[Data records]

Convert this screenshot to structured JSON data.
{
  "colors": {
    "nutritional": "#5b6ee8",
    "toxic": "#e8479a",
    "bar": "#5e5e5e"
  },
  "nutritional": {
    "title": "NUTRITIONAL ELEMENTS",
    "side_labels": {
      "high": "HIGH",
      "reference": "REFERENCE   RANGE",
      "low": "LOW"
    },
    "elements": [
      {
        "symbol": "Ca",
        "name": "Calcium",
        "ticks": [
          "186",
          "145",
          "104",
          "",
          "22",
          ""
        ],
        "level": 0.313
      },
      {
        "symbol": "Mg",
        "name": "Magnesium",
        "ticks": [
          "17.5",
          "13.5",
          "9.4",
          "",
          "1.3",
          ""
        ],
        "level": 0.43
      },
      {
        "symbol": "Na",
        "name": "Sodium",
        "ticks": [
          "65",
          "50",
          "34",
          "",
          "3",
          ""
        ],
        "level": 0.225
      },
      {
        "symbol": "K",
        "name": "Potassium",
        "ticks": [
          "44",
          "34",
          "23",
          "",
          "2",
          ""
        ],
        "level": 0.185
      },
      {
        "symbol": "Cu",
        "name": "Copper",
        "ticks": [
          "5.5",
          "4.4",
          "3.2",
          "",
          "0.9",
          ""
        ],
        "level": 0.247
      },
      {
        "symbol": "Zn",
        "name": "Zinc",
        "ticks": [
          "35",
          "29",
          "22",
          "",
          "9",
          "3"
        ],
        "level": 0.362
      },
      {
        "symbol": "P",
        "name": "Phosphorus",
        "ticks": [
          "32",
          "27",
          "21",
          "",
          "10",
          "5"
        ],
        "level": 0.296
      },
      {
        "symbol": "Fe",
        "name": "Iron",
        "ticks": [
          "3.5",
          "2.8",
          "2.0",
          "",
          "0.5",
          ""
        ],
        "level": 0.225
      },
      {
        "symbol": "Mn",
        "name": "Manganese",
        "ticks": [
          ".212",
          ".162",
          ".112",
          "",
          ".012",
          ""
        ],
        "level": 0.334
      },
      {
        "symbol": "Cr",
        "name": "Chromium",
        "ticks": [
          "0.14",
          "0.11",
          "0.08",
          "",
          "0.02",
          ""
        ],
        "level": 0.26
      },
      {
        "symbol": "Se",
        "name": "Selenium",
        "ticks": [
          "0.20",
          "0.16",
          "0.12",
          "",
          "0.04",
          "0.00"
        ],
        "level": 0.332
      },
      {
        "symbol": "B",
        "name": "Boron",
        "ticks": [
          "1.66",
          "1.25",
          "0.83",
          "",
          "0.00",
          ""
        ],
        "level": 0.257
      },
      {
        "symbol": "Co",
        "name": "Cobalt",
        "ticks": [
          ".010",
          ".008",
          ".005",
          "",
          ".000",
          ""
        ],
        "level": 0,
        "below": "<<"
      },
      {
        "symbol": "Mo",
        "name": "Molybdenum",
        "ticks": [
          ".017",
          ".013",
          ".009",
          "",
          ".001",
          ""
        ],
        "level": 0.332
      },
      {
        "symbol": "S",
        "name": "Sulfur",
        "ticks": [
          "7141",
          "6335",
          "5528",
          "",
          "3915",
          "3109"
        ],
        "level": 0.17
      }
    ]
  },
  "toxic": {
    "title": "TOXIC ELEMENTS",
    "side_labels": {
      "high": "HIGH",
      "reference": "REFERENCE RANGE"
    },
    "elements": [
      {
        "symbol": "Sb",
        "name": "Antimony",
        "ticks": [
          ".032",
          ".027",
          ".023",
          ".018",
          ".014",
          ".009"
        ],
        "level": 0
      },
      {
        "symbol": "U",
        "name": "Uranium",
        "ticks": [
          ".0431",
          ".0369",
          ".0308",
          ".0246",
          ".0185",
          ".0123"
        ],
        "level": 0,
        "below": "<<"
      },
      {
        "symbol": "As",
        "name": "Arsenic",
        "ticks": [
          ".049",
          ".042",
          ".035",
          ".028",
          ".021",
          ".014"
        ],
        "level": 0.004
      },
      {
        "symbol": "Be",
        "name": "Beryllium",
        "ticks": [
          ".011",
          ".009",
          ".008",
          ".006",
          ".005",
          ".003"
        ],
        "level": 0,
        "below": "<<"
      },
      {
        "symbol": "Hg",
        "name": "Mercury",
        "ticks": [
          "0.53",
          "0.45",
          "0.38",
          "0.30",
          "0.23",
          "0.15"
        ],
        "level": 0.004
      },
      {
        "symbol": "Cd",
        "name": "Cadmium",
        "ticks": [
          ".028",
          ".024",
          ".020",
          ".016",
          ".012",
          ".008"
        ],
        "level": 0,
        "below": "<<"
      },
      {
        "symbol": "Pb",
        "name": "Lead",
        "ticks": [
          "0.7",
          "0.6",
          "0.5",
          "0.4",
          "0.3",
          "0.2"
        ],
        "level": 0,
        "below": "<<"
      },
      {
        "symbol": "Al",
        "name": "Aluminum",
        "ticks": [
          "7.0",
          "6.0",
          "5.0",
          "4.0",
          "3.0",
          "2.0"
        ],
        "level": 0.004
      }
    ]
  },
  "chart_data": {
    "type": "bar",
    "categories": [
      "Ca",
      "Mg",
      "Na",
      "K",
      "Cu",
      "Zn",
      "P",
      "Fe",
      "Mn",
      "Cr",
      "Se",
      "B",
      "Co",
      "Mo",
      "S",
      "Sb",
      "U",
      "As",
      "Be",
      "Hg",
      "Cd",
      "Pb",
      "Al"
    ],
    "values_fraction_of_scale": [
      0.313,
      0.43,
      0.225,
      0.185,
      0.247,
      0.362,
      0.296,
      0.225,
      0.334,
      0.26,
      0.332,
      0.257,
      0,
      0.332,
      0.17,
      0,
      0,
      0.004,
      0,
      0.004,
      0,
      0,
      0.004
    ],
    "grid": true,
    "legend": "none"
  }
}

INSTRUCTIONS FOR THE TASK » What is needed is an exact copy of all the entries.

OUTPUT OF THE TASK »
Convert this screenshot to structured JSON data.
{
  "colors": {
    "nutritional": "#5b6ee8",
    "toxic": "#e8479a",
    "bar": "#5e5e5e"
  },
  "nutritional": {
    "title": "NUTRITIONAL ELEMENTS",
    "side_labels": {
      "high": "HIGH",
      "reference": "REFERENCE   RANGE",
      "low": "LOW"
    },
    "elements": [
      {
        "symbol": "Ca",
        "name": "Calcium",
        "ticks": [
          "186",
          "145",
          "104",
          "",
          "22",
          ""
        ],
        "level": 0.313
      },
      {
        "symbol": "Mg",
        "name": "Magnesium",
        "ticks": [
          "17.5",
          "13.5",
          "9.4",
          "",
          "1.3",
          ""
        ],
        "level": 0.43
      },
      {
        "symbol": "Na",
        "name": "Sodium",
        "ticks": [
          "65",
          "50",
          "34",
          "",
          "3",
          ""
        ],
        "level": 0.225
      },
      {
        "symbol": "K",
        "name": "Potassium",
        "ticks": [
          "44",
          "34",
          "23",
          "",
          "2",
          ""
        ],
        "level": 0.185
      },
      {
        "symbol": "Cu",
        "name": "Copper",
        "ticks": [
          "5.5",
          "4.4",
          "3.2",
          "",
          "0.9",
          ""
        ],
        "level": 0.247
      },
      {
        "symbol": "Zn",
        "name": "Zinc",
        "ticks": [
          "35",
          "29",
          "22",
          "",
          "9",
          "3"
        ],
        "level": 0.362
      },
      {
        "symbol": "P",
        "name": "Phosphorus",
        "ticks": [
          "32",
          "27",
          "21",
          "",
          "10",
          "5"
        ],
        "level": 0.296
      },
      {
        "symbol": "Fe",
        "name": "Iron",
        "ticks": [
          "3.5",
          "2.8",
          "2.0",
          "",
          "0.5",
          ""
        ],
        "level": 0.225
      },
      {
        "symbol": "Mn",
        "name": "Manganese",
        "ticks": [
          ".212",
          ".162",
          ".112",
          "",
          ".012",
          ""
        ],
        "level": 0.334
      },
      {
        "symbol": "Cr",
        "name": "Chromium",
        "ticks": [
          "0.14",
          "0.11",
          "0.08",
          "",
          "0.02",
          ""
        ],
        "level": 0.26
      },
      {
        "symbol": "Se",
        "name": "Selenium",
        "ticks": [
          "0.20",
          "0.16",
          "0.12",
          "",
          "0.04",
          "0.00"
        ],
        "level": 0.332
      },
      {
        "symbol": "B",
        "name": "Boron",
        "ticks": [
          "1.66",
          "1.25",
          "0.83",
          "",
          "0.00",
          ""
        ],
        "level": 0.257
      },
      {
        "symbol": "Co",
        "name": "Cobalt",
        "ticks": [
          ".010",
          ".008",
          ".005",
          "",
          ".000",
          ""
        ],
        "level": 0,
        "below": "<<"
      },
      {
        "symbol": "Mo",
        "name": "Molybdenum",
        "ticks": [
          ".017",
          ".013",
          ".009",
          "",
          ".001",
          ""
        ],
        "level": 0.332
      },
      {
        "symbol": "S",
        "name": "Sulfur",
        "ticks": [
          "7141",
          "6335",
          "5528",
          "",
          "3915",
          "3109"
        ],
        "level": 0.17
      }
    ]
  },
  "toxic": {
    "title": "TOXIC ELEMENTS",
    "side_labels": {
      "high": "HIGH",
      "reference": "REFERENCE RANGE"
    },
    "elements": [
      {
        "symbol": "Sb",
        "name": "Antimony",
        "ticks": [
          ".032",
          ".027",
          ".023",
          ".018",
          ".014",
          ".009"
        ],
        "level": 0
      },
      {
        "symbol": "U",
        "name": "Uranium",
        "ticks": [
          ".0431",
          ".0369",
          ".0308",
          ".0246",
          ".0185",
          ".0123"
        ],
        "level": 0,
        "below": "<<"
      },
      {
        "symbol": "As",
        "name": "Arsenic",
        "ticks": [
          ".049",
          ".042",
          ".035",
          ".028",
          ".021",
          ".014"
        ],
        "level": 0.004
      },
      {
        "symbol": "Be",
        "name": "Beryllium",
        "ticks": [
          ".011",
          ".009",
          ".008",
          ".006",
          ".005",
          ".003"
        ],
        "level": 0,
        "below": "<<"
      },
      {
        "symbol": "Hg",
        "name": "Mercury",
        "ticks": [
          "0.53",
          "0.45",
          "0.38",
          "0.30",
          "0.23",
          "0.15"
        ],
        "level": 0.004
      },
      {
        "symbol": "Cd",
        "name": "Cadmium",
        "ticks": [
          ".028",
          ".024",
          ".020",
          ".016",
          ".012",
          ".008"
        ],
        "level": 0,
        "below": "<<"
      },
      {
        "symbol": "Pb",
        "name": "Lead",
        "ticks": [
          "0.7",
          "0.6",
          "0.5",
          "0.4",
          "0.3",
          "0.2"
        ],
        "level": 0,
        "below": "<<"
      },
      {
        "symbol": "Al",
        "name": "Aluminum",
        "ticks": [
          "7.0",
          "6.0",
          "5.0",
          "4.0",
          "3.0",
          "2.0"
        ],
        "level": 0.004
      }
    ]
  },
  "chart_data": {
    "type": "bar",
    "categories": [
      "Ca",
      "Mg",
      "Na",
      "K",
      "Cu",
      "Zn",
      "P",
      "Fe",
      "Mn",
      "Cr",
      "Se",
      "B",
      "Co",
      "Mo",
      "S",
      "Sb",
      "U",
      "As",
      "Be",
      "Hg",
      "Cd",
      "Pb",
      "Al"
    ],
    "values_fraction_of_scale": [
      0.313,
      0.43,
      0.225,
      0.185,
      0.247,
      0.362,
      0.296,
      0.225,
      0.334,
      0.26,
      0.332,
      0.257,
      0,
      0.332,
      0.17,
      0,
      0,
      0.004,
      0,
      0.004,
      0,
      0,
      0.004
    ],
    "grid": true,
    "legend": "none"
  }
}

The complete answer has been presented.